Iraq's president promised to reject a draft law paving the way for U.S.-backed provincial elections, saying today it would worsen sectarian rifts among Iraqis.
President Jalal Talabani, a Kurd, and his two deputies need to ratify the law before it can take effect. A decision to send it back to parliament for reworking would likely delay the elections, which were due by Oct. 1. The polls are seen by U.S. officials as a key step toward repairing Iraq's sectarian divisions.
Talabani's rejection had been anticipated after the law was approved on Tuesday despite a Kurdish walkout to protest a secret ballot held on a section dealing with the disputed oil-rich Kirkuk region.
Talabani said he could not approve a law that was approved by only 127 members of the 275-strong parliament. The body had claimed it passed since the 127 represented a majority of the 140 lawmakers present for the voting.
"The president is confident that the presidential council will not pass it," Talabani said, according to a statement issued by his office. The law, he added, will worsen "national and sectarian isolation."
Iraq's electoral commission has said the provincial balloting already needs to be delayed until Dec. 22 because it was too late to make all the necessary preparations.

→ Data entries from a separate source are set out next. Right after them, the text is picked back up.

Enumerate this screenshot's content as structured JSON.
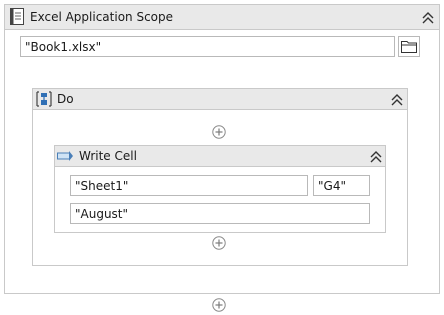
{
  "scope": {
    "title": "Excel Application Scope",
    "workbook_path": "\"Book1.xlsx\"",
    "icons": {
      "activity": "excel-scope-icon",
      "browse": "folder-icon",
      "collapse": "double-chevron-up-icon"
    }
  },
  "sequence": {
    "title": "Do",
    "icons": {
      "activity": "sequence-icon",
      "collapse": "double-chevron-up-icon",
      "add": "add-circle-icon"
    }
  },
  "write_cell": {
    "title": "Write Cell",
    "sheet_name": "\"Sheet1\"",
    "cell": "\"G4\"",
    "value": "\"August\"",
    "icons": {
      "activity": "write-cell-icon",
      "collapse": "double-chevron-up-icon"
    }
  }
}
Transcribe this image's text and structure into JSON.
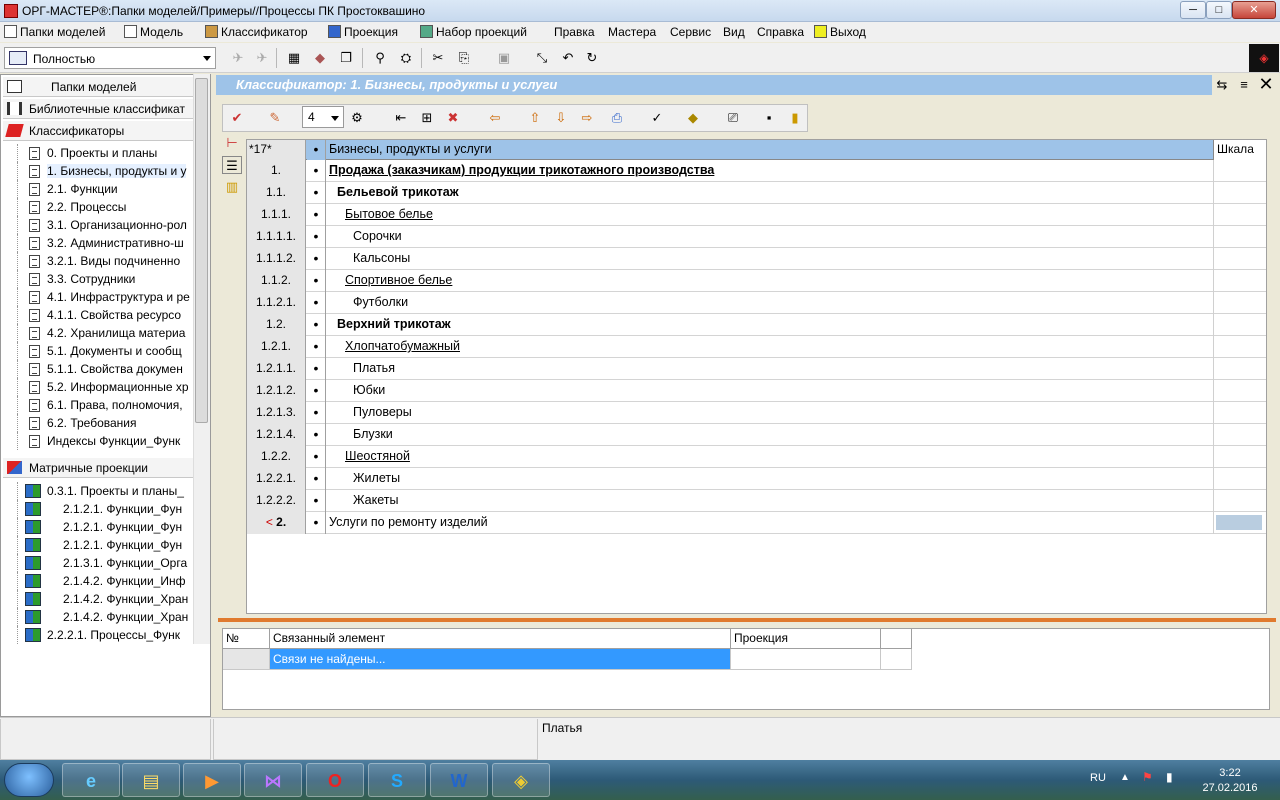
{
  "window": {
    "title": "ОРГ-МАСТЕР®:Папки моделей/Примеры//Процессы ПК Простоквашино",
    "minimize": "─",
    "maximize": "□",
    "close": "✕"
  },
  "menu": [
    "Папки моделей",
    "Модель",
    "Классификатор",
    "Проекция",
    "Набор проекций",
    "Правка",
    "Мастера",
    "Сервис",
    "Вид",
    "Справка",
    "Выход"
  ],
  "toolbar": {
    "zoom": "Полностью"
  },
  "left_panel": {
    "sections": {
      "folders": "Папки моделей",
      "library": "Библиотечные классификат",
      "classifiers": "Классификаторы",
      "matrix": "Матричные проекции"
    },
    "classifiers": [
      "0. Проекты и планы",
      "1. Бизнесы, продукты и у",
      "2.1. Функции",
      "2.2. Процессы",
      "3.1. Организационно-рол",
      "3.2. Административно-ш",
      "3.2.1. Виды подчиненно",
      "3.3. Сотрудники",
      "4.1. Инфраструктура и ре",
      "4.1.1. Свойства ресурсо",
      "4.2. Хранилища материа",
      "5.1. Документы и сообщ",
      "5.1.1. Свойства докумен",
      "5.2. Информационные хр",
      "6.1. Права, полномочия,",
      "6.2. Требования",
      "Индексы Функции_Функ"
    ],
    "matrix": [
      "0.3.1. Проекты и планы_",
      "2.1.2.1. Функции_Фун",
      "2.1.2.1. Функции_Фун",
      "2.1.2.1. Функции_Фун",
      "2.1.3.1. Функции_Орга",
      "2.1.4.2. Функции_Инф",
      "2.1.4.2. Функции_Хран",
      "2.1.4.2. Функции_Хран",
      "2.2.2.1. Процессы_Функ"
    ]
  },
  "classifier": {
    "title": "Классификатор: 1. Бизнесы, продукты и услуги",
    "level": "4",
    "header": {
      "count": "*17*",
      "name": "Бизнесы, продукты и услуги",
      "scale": "Шкала"
    },
    "rows": [
      {
        "num": "1.",
        "name": "Продажа (заказчикам) продукции трикотажного производства",
        "style": "bu",
        "indent": 0
      },
      {
        "num": "1.1.",
        "name": "Бельевой трикотаж",
        "style": "b",
        "indent": 1
      },
      {
        "num": "1.1.1.",
        "name": "Бытовое белье",
        "style": "u",
        "indent": 2
      },
      {
        "num": "1.1.1.1.",
        "name": "Сорочки",
        "style": "",
        "indent": 3
      },
      {
        "num": "1.1.1.2.",
        "name": "Кальсоны",
        "style": "",
        "indent": 3
      },
      {
        "num": "1.1.2.",
        "name": "Спортивное белье",
        "style": "u",
        "indent": 2
      },
      {
        "num": "1.1.2.1.",
        "name": "Футболки",
        "style": "",
        "indent": 3
      },
      {
        "num": "1.2.",
        "name": "Верхний трикотаж",
        "style": "b",
        "indent": 1
      },
      {
        "num": "1.2.1.",
        "name": "Хлопчатобумажный",
        "style": "u",
        "indent": 2
      },
      {
        "num": "1.2.1.1.",
        "name": "Платья",
        "style": "",
        "indent": 3
      },
      {
        "num": "1.2.1.2.",
        "name": "Юбки",
        "style": "",
        "indent": 3
      },
      {
        "num": "1.2.1.3.",
        "name": "Пуловеры",
        "style": "",
        "indent": 3
      },
      {
        "num": "1.2.1.4.",
        "name": "Блузки",
        "style": "",
        "indent": 3
      },
      {
        "num": "1.2.2.",
        "name": "Шеостяной",
        "style": "u",
        "indent": 2
      },
      {
        "num": "1.2.2.1.",
        "name": "Жилеты",
        "style": "",
        "indent": 3
      },
      {
        "num": "1.2.2.2.",
        "name": "Жакеты",
        "style": "",
        "indent": 3
      },
      {
        "num": "2.",
        "name": "Услуги по ремонту изделий",
        "style": "",
        "indent": 0,
        "prefix": "<",
        "numbold": true
      }
    ]
  },
  "links": {
    "col_num": "№",
    "col_element": "Связанный элемент",
    "col_projection": "Проекция",
    "empty": "Связи не найдены..."
  },
  "status": {
    "message": "Платья"
  },
  "taskbar": {
    "lang": "RU",
    "time": "3:22",
    "date": "27.02.2016"
  },
  "colors": {
    "header_bg": "#9ec3e8",
    "accent_orange": "#e07a2e",
    "selection_blue": "#3399ff"
  }
}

An official in the commission said the vote would be held in December if the law is approved by the end of this month.
"But if the law is not approved in the coming week, then the date will be changed to sometime in 2009," the official said, speaking on condition of anonymity because of security concerns.
Deputy parliament speaker Khalid al-Attiyah, a Shiite, and other critics predicted the rejection would make a vote unlikely before next year.
Kurdish legislators, along with the two deputy parliament speakers, walked out after lawmakers decided to hold a secret ballot on an article that included a requirement for ethnic power-sharing in Kirkuk.
Kurdish opposition to the equal distribution of provincial council seats among Kurds, Turkomen and Arabs in the Kirkuk region &
outside Kurdish territory but considered by many Kurds to be part of their historical land &
has been a major factor in stalling the law's approval.
The article also transfers security responsibilities in Kirkuk to military units brought from central and southern Iraq instead of those already there, an apparent move to sideline Kurdish forces.
The Kurdish Regional Government, which oversees the three provinces making up its semiautonomous territory, focused its criticism on the decision by parliamentary speaker Mahmoud al-Mashhadani, a Sunni Arab, to hold the secret ballot in a bid to break a deadlock over the issue.
The Kurds called the decision a "constitutional breach" and a violation of parliamentary rules.
"We appeal to all ... sons of the Kurdistan region to stand in one line to foil this serious conspiracy," the KRG said in a statement, in a plea apparently directed at Talabani.
The elections are expected to redistribute power in Iraq's 18 provinces in what is considered a necessary step toward reconciliation. Many Sunni Arabs boycotted provincial balloting in January 2005, enabling Shiite Muslims and Kurds to win a disproportionate share of power.
A preliminary election law setting the October deadline had been touted as a sign that Prime Minister Nouri al-Maliki's government was making political progress, in addition to security gains. But the Iraqis then deadlocked over a follow-up law establishing guidelines and funding for the vote.
Bushra Juhi in Baghdad and Yahya Barzanji in Kirkuk contributed to this report.
Iraqi president rejects U.S.-backed election law